▶ _Exercise goal_: Using the data below, show every line where the word "Output" occurs.

[Saved entries]

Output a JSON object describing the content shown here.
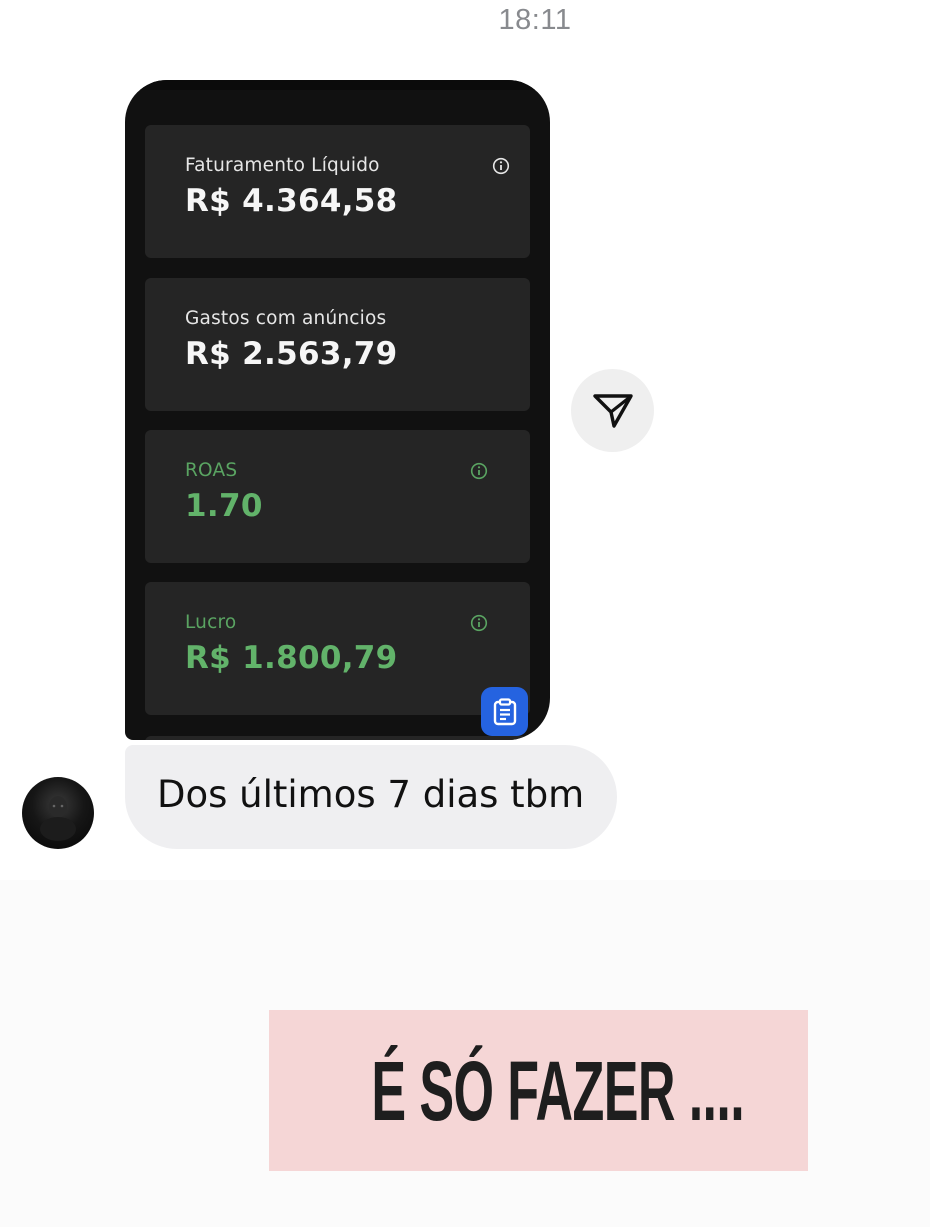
{
  "chat": {
    "timestamp": "18:11",
    "shared_image": {
      "metrics": [
        {
          "label": "Faturamento Líquido",
          "value": "R$ 4.364,58",
          "info_icon": "info-icon"
        },
        {
          "label": "Gastos com anúncios",
          "value": "R$ 2.563,79"
        },
        {
          "label": "ROAS",
          "value": "1.70",
          "info_icon": "info-icon"
        },
        {
          "label": "Lucro",
          "value": "R$ 1.800,79",
          "info_icon": "info-icon"
        }
      ],
      "floating_button_icon": "clipboard-icon"
    },
    "share_button_icon": "send-icon",
    "message": {
      "sender_avatar": "avatar",
      "text": "Dos últimos 7 dias tbm"
    }
  },
  "overlay": {
    "caption": "É SÓ FAZER ...."
  },
  "colors": {
    "card_dark": "#252525",
    "positive_green": "#62b36a",
    "clipboard_blue": "#2563e0",
    "bubble_gray": "#efeff1",
    "caption_pink": "#f5d6d6"
  }
}
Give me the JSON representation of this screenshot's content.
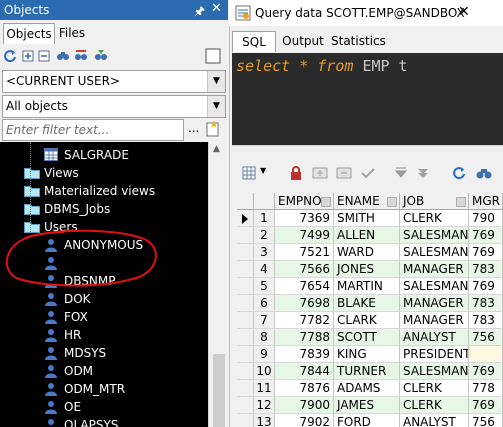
{
  "objects_panel": {
    "title": "Objects",
    "tabs": [
      "Objects",
      "Files"
    ],
    "owner_select": "<CURRENT USER>",
    "type_select": "All objects",
    "filter_placeholder": "Enter filter text...",
    "filter_more": "...",
    "tree": [
      {
        "label": "SALGRADE",
        "icon": "table-icon"
      },
      {
        "label": "Views",
        "icon": "folder-icon"
      },
      {
        "label": "Materialized views",
        "icon": "folder-icon"
      },
      {
        "label": "DBMS_Jobs",
        "icon": "folder-icon"
      },
      {
        "label": "Users",
        "icon": "folder-icon"
      },
      {
        "label": "ANONYMOUS",
        "icon": "user-icon"
      },
      {
        "label": "",
        "icon": "user-icon"
      },
      {
        "label": "DBSNMP",
        "icon": "user-icon"
      },
      {
        "label": "DOK",
        "icon": "user-icon"
      },
      {
        "label": "FOX",
        "icon": "user-icon"
      },
      {
        "label": "HR",
        "icon": "user-icon"
      },
      {
        "label": "MDSYS",
        "icon": "user-icon"
      },
      {
        "label": "ODM",
        "icon": "user-icon"
      },
      {
        "label": "ODM_MTR",
        "icon": "user-icon"
      },
      {
        "label": "OE",
        "icon": "user-icon"
      },
      {
        "label": "OLAPSYS",
        "icon": "user-icon"
      }
    ]
  },
  "query_window": {
    "title": "Query data SCOTT.EMP@SANDBOX",
    "tabs": [
      "SQL",
      "Output",
      "Statistics"
    ],
    "sql": {
      "kw_select": "select",
      "star": "*",
      "kw_from": "from",
      "rest": "EMP t"
    },
    "columns": [
      "EMPNO",
      "ENAME",
      "JOB",
      "MGR"
    ],
    "rows": [
      {
        "n": "1",
        "empno": "7369",
        "ename": "SMITH",
        "job": "CLERK",
        "mgr": "790"
      },
      {
        "n": "2",
        "empno": "7499",
        "ename": "ALLEN",
        "job": "SALESMAN",
        "mgr": "769"
      },
      {
        "n": "3",
        "empno": "7521",
        "ename": "WARD",
        "job": "SALESMAN",
        "mgr": "769"
      },
      {
        "n": "4",
        "empno": "7566",
        "ename": "JONES",
        "job": "MANAGER",
        "mgr": "783"
      },
      {
        "n": "5",
        "empno": "7654",
        "ename": "MARTIN",
        "job": "SALESMAN",
        "mgr": "769"
      },
      {
        "n": "6",
        "empno": "7698",
        "ename": "BLAKE",
        "job": "MANAGER",
        "mgr": "783"
      },
      {
        "n": "7",
        "empno": "7782",
        "ename": "CLARK",
        "job": "MANAGER",
        "mgr": "783"
      },
      {
        "n": "8",
        "empno": "7788",
        "ename": "SCOTT",
        "job": "ANALYST",
        "mgr": "756"
      },
      {
        "n": "9",
        "empno": "7839",
        "ename": "KING",
        "job": "PRESIDENT",
        "mgr": ""
      },
      {
        "n": "10",
        "empno": "7844",
        "ename": "TURNER",
        "job": "SALESMAN",
        "mgr": "769"
      },
      {
        "n": "11",
        "empno": "7876",
        "ename": "ADAMS",
        "job": "CLERK",
        "mgr": "778"
      },
      {
        "n": "12",
        "empno": "7900",
        "ename": "JAMES",
        "job": "CLERK",
        "mgr": "769"
      },
      {
        "n": "13",
        "empno": "7902",
        "ename": "FORD",
        "job": "ANALYST",
        "mgr": "756"
      }
    ]
  },
  "colors": {
    "panel_title": "#2b6cb0",
    "editor_bg": "#2b2b2b",
    "keyword": "#e69a28",
    "annotation": "#e01010"
  }
}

▶ _Response to the task_:
Output a JSON object describing the content shown here.
      "Output",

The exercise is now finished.